Bergan’s freshman research projects included analyzing data from neutrino experiments at the U.S. Department of Energy’s Fermi National Accelerator Laboratory in Batavia, Il. “He professionally presented his work at a collaboration meeting in front of my colleagues,” Nelson said. “ I was gratified when he was mistaken for a Ph.D. student, when he was truly a freshman.”
He spent summers at two of the world’s premier physics facilities. In 2013, Bergan did an internship at Fermilab, working on detector design in the electrical engineering department. Bergan was barely back from his Fermilab internship when he received word that he had been accepted to an internship at CERN. He and Rachel Hyneman made up the William & Mary contingent, two of only 15 U.S. undergraduates selected for a summer internship at the Swiss facility where the Higgs boson was discovered.
In addition to his exemplary academic record and considerable contributions at some of the world’s most advanced physics experiments, Bergan has also an impressive record when it comes to service and volunteerism. Patricia Vahle, associate professor of physics, points out in a letter that Bergan served as scientific secretary for the International Workshop on Neutrino Factories, Beta Beams and Superbeams (NUFACT) hosted at William & Mary in 2012. Vahle’s letter also notes Bergan’s participation in Physics Fest, the department’s annual open house, in which the Department of Physics opens its labs for tours, lectures and hands-on physics demonstrations.

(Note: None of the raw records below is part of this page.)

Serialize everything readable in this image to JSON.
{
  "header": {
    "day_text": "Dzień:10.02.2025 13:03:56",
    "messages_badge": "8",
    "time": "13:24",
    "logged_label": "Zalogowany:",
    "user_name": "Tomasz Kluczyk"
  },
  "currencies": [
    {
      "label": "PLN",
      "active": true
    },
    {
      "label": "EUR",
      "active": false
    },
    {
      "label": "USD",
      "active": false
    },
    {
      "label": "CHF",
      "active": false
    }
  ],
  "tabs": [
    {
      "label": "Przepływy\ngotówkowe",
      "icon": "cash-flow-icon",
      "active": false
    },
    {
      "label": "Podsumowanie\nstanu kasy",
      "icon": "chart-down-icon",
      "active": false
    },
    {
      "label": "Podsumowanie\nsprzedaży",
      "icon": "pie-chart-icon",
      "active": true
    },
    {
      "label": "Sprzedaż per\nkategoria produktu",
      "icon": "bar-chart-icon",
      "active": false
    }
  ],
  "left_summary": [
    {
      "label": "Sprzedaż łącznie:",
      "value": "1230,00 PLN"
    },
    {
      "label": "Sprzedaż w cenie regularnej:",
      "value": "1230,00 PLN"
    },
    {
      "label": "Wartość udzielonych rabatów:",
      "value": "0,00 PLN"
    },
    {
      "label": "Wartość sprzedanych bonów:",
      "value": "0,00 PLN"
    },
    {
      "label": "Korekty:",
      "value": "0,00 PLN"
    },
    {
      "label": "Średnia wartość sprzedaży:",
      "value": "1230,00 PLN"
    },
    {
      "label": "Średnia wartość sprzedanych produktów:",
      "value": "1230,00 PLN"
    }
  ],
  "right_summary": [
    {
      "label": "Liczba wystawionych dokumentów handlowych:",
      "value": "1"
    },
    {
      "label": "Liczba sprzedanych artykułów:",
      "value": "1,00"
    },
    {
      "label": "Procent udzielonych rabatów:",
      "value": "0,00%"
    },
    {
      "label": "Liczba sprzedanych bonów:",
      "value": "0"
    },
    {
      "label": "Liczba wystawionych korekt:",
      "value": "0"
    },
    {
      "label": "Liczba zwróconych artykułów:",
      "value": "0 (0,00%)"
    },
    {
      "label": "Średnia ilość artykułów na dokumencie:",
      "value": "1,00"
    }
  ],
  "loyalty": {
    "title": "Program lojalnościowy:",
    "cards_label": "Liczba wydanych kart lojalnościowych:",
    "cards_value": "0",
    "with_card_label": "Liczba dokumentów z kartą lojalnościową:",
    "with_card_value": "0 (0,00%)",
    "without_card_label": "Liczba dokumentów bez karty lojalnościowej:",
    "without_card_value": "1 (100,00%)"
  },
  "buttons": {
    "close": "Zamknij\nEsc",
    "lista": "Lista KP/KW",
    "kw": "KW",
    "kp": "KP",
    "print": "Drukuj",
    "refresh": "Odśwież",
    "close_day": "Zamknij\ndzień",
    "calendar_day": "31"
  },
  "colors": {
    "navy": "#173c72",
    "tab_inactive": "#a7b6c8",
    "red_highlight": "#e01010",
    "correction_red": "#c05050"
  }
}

“The event is largely organized by undergraduate students, and Mr. Bergan has been one of the key organizers every year,” Vahle wrote. “Last year he served as the treasurer for the event; this year he is the lead organizer.”
Vahle also cited Bergan’s participation in the department’s outreach programs at local schools, offering physics demonstation/explanation presentations to members of a demographic that might be considering careers in science. He also was active in the William & Mary chapter of the Society of Physics Students, including serving a term as president.
Bergan wants to continue his studies of high-energy physics. He has applied for admission to the graduate programs at some of the world’s top universities.
“After graduation, William intends to continue his studies in experimental particle physics,” wrote Gene Tracy, Chancellor Professor of Physics.
“Our brightest students are regularly admitted to leading graduate programs in both Physics and Astronomy, and William is certainly one of our brightest students. In the long term, given his combination of motivation, creativity, intelligence, and leadership skills, the Physics faculty have high hopes that William will become a leading academic in the field.”